A couple of months ago while watching "Beat Bobby Flay" (no judgments please), it came up that one of the contestants had spent time in prison. "Whoa that guy has been to jail how can that be???," exclaimed Noli. I took a deep breath and settled on some version of, "We all make mistakes. But if you make a mistake, even if you hurt someone, I think you should still have a chance to make it better and do other things in the world. What do you think?" In the moment it worked well enough and I was proud of myself for resisting the urge to bring up prison abolition (though I did allow myself to plant the seed that perhaps chef Fernando, because he has brown skin, might not have actually done anything bad). All in good time!!

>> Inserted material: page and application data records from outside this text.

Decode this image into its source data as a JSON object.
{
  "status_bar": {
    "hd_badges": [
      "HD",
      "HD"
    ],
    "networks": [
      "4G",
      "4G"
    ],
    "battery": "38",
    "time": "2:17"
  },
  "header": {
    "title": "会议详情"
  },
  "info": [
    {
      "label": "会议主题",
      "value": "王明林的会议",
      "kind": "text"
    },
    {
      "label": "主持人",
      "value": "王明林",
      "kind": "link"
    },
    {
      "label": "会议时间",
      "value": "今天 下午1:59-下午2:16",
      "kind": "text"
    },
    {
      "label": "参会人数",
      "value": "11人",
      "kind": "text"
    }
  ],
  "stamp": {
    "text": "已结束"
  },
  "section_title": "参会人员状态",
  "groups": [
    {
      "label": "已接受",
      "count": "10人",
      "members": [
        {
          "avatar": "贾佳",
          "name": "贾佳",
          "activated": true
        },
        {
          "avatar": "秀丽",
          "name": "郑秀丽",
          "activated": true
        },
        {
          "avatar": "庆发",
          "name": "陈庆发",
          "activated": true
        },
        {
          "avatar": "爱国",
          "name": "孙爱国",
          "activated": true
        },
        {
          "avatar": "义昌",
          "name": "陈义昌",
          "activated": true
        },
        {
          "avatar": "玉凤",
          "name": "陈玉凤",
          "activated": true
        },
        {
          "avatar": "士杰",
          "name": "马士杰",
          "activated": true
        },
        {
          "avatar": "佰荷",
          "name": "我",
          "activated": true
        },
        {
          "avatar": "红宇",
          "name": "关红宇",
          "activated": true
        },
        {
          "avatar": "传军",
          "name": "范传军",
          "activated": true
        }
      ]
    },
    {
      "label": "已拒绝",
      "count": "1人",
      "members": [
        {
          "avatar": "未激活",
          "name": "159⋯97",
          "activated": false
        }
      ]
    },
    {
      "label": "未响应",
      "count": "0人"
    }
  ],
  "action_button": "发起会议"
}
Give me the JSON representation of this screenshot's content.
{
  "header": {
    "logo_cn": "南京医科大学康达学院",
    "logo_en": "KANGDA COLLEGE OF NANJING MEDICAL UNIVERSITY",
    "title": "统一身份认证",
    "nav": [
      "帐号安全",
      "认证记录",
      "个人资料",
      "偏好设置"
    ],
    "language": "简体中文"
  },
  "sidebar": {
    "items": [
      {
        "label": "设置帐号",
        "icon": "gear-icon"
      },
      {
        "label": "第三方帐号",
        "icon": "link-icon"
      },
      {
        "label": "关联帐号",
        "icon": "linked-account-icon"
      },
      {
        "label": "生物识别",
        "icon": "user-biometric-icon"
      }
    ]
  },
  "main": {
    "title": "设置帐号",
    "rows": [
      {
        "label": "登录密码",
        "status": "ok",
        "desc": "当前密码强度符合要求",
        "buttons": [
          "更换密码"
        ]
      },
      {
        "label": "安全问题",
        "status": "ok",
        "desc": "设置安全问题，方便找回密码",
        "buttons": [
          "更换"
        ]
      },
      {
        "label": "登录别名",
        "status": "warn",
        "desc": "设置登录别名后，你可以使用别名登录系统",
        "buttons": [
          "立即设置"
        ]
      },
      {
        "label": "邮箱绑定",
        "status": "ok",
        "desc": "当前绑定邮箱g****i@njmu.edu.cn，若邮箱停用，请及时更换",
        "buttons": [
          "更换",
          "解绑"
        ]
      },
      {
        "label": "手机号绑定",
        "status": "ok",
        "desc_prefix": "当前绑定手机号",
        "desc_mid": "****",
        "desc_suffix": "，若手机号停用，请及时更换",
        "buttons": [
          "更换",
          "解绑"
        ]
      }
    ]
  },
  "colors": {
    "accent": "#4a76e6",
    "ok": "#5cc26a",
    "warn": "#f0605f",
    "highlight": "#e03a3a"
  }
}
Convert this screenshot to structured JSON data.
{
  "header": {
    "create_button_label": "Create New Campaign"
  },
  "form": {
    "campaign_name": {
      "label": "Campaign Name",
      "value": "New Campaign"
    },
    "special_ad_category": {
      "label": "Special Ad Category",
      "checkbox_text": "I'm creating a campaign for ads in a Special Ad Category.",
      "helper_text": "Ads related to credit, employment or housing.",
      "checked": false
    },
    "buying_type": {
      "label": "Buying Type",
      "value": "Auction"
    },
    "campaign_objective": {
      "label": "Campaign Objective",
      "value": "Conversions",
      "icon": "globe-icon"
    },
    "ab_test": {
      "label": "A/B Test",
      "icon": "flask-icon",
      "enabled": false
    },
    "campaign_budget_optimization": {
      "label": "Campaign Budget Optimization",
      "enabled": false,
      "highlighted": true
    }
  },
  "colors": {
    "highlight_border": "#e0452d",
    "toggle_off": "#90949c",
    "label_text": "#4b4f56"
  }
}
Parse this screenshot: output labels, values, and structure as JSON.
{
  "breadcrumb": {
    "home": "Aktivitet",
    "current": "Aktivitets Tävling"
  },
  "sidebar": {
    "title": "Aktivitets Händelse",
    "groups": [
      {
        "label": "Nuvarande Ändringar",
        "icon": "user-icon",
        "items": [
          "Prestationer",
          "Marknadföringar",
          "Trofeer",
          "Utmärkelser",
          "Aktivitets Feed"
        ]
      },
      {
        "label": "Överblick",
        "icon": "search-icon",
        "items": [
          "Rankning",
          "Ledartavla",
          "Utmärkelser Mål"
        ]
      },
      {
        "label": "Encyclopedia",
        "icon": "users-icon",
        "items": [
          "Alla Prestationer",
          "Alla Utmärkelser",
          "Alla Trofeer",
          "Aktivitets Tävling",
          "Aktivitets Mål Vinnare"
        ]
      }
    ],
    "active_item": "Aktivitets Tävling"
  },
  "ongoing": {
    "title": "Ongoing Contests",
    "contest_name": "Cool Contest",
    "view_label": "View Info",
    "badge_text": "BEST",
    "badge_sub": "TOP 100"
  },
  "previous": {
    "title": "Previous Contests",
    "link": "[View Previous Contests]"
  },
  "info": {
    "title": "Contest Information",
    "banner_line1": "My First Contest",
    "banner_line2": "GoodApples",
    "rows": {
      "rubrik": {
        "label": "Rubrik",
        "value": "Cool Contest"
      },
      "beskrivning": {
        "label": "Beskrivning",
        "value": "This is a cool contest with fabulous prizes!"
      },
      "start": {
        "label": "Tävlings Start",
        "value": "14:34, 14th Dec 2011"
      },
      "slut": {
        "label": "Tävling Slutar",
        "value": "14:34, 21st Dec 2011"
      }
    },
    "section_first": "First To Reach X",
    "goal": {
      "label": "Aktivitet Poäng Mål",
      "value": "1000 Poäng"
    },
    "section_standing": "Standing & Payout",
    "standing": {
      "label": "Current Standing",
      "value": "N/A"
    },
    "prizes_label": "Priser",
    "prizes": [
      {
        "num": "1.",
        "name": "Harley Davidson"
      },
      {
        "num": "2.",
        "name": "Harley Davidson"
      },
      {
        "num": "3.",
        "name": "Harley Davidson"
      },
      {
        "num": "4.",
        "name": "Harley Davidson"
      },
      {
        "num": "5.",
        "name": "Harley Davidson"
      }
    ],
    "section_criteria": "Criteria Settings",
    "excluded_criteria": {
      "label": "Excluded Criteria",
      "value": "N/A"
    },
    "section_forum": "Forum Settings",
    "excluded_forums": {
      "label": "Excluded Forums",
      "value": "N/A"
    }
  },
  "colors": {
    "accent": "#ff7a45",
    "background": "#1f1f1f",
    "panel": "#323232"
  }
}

Anyway, as "Juice" played, then "Soulmate" (my personal favorite), then "Jerome," I kept a running mental list of potentially problematic or complicated words Noli might repeat or ask questions about, and what I would say if she did. I felt I should be one step ahead. My thinking process went roughly like this:
n-word: explain that this is a word black people like Lizzo can say, but we (and other non-black people) cannot; idea of "reclaiming" prob beyond her so just emphasize we cannot say it—very hurtful
f-word: a word for grown-ups, not kids; has worked for other swear words; still young enough she won't question this rule; if she says it don't overreact
gemini: probably won't ask, but could talk about people born at different months/times of the year and basics of astrological sings
threesome: "party" with three people?; revisit/expand when we talk more in-depth about sex
Noli's been listening to r&b, hip hop, and pop her whole life and, while I am fully aware of the messed up gender stuff and explicit content in a lot of this music, I can tell that her enjoyment is mostly of 〰️the vibe〰️. She likes to move and groove. (It's true that a couple of years ago, when I was going through a Jeremih phase, she would occasionally croon "panties by my nightstand" to herself, but thankfully that didn't last very long.) These days one of my favorite things that she does is go around the house chanting, "Who run the world? Girls! Especially Mama!!" But it has crossed my mind that maybe I wouldn't have to think about this stuff if I was really into, like, Bon Iver or Sufjan Stevens??
Lately I've been alarmed by how much time I spend worrying that I have an outsized influence on Noli. What she thinks and likes, and then I realize that that's basically the job description of parenting? It all feels like an overwhelming amount of responsibility and, as I often say to Will, who the hell put me in charge?
As anticipated, my private front seat thoughts were interrupted by a voice from the backseat. I braced myself.
"Mama, I have a question: Why does she say 'love isn't easy'? That's so silly!!"
I could tell you about all the ways I fumbled and botched the answer to this, how I was caught completely off-guard by this child, this person who sometimes kisses our front door before leaving in the morning because she appreciates it so much. But I'm going to let now be the easy part, and let her have the last word.